■ EXERCISE
Select, from the data, each line where "application" occurs.

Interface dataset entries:
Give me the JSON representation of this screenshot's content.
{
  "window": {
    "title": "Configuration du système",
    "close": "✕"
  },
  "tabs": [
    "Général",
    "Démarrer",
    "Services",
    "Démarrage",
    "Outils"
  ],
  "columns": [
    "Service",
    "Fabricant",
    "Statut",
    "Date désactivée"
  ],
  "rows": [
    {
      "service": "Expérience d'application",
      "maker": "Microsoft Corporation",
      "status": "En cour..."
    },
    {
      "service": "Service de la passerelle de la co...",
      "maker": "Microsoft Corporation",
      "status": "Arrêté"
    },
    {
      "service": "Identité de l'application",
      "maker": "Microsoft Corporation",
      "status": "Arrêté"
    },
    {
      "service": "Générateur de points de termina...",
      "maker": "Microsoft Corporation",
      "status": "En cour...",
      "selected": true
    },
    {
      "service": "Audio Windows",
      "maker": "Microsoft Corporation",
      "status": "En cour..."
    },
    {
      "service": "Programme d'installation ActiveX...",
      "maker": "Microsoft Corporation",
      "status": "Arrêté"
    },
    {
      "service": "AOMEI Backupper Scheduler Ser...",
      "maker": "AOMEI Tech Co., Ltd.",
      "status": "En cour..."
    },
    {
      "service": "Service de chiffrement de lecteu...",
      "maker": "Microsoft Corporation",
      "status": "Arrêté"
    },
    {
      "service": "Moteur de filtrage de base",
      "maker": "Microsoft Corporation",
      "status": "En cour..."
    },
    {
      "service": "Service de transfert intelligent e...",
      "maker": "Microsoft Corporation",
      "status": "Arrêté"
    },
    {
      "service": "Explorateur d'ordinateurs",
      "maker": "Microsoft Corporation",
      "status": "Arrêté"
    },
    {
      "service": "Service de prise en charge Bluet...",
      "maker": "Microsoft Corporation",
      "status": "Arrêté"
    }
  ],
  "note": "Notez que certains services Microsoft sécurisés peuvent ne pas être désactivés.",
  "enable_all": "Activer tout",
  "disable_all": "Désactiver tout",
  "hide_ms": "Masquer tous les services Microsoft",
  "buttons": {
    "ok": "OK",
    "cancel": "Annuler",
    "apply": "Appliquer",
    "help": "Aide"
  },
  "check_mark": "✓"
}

■ SOLVED PROBLEM
      "service": "Expérience d'application",
      "service": "Identité de l'application",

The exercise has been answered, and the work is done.